"Trombone Shorty" carries on New Orleans jazz tradition
By Kathy Finn
NEW ORLEANS (Reuters) - Musician Troy Andrews, better known as "Trombone Shorty," witnessed his first New Orleans Jazz & Heritage Festival at age 12 - not from the viewing area but on stage.
"I was playing with my brother's brass band," said Andrews, now 27.
At this year's New Orleans Jazz & Heritage Festival, Andrews will be given a high honor. He will perform for the first time as the closing act of the final day on the biggest stage. That time slot previously had long been occupied by one of New Orleans' most famous bands, the Neville Brothers.
The festival, which began Friday and ends May 5, has music lovers filling the walkways linking 12 stages arranged across 150 acres of the festival grounds, not far from downtown.
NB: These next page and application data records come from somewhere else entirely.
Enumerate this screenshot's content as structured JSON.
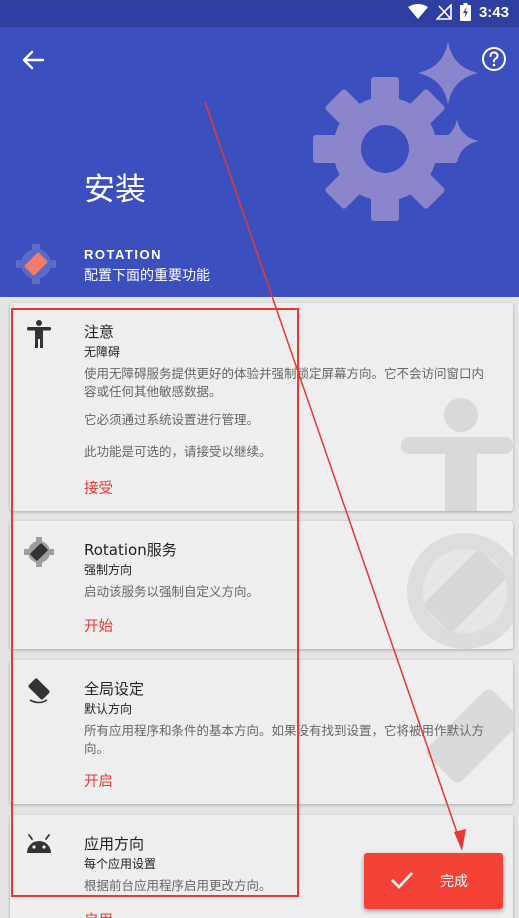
{
  "status_bar": {
    "time": "3:43"
  },
  "header": {
    "title": "安装",
    "app_name": "ROTATION",
    "app_subtitle": "配置下面的重要功能"
  },
  "cards": [
    {
      "title": "注意",
      "subtitle": "无障碍",
      "desc1": "使用无障碍服务提供更好的体验并强制锁定屏幕方向。它不会访问窗口内容或任何其他敏感数据。",
      "desc2": "它必须通过系统设置进行管理。",
      "desc3": "此功能是可选的，请接受以继续。",
      "action": "接受"
    },
    {
      "title": "Rotation服务",
      "subtitle": "强制方向",
      "desc1": "启动该服务以强制自定义方向。",
      "action": "开始"
    },
    {
      "title": "全局设定",
      "subtitle": "默认方向",
      "desc1": "所有应用程序和条件的基本方向。如果没有找到设置，它将被用作默认方向。",
      "action": "开启"
    },
    {
      "title": "应用方向",
      "subtitle": "每个应用设置",
      "desc1": "根据前台应用程序启用更改方向。",
      "action": "启用"
    }
  ],
  "fab": {
    "label": "完成"
  },
  "colors": {
    "header": "#3c4fbe",
    "status_bar": "#2f3fa0",
    "accent": "#e53935",
    "fab": "#f44336",
    "card": "#eeeeee"
  }
}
During the next two weekends, some 500 bands will perform at the festival, including a sprinkling of big names from Billy Joel, Dave Matthews and Adam Levine to Jill Scott, George Benson and Willie Nelson.
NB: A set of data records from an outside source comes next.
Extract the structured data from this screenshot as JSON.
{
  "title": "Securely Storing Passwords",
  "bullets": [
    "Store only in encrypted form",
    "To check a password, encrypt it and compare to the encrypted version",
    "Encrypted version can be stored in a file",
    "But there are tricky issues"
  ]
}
The stars will help draw some 400,000 people through the gates over the seven days of the festival, but many fans are interested in less famous local performers such as Trombone Shorty and Orleans Avenue, Rebirth Brass Band, Irvin Mayfield, Anders Osborne and Tab Benoit, among the 400-plus bands in the lineup that hail from New Orleans and the surrounding area.
"I can't believe the mix of music here," said Keith Oliver, who came to the festival from Richmond, Virginia.
"I don't know where else you could hear great blues, jazz, gospel and all the rest all in one place," Oliver said as he and his wife merged into the sea of flowered shirts and sun hats heading for the next stage. Continued...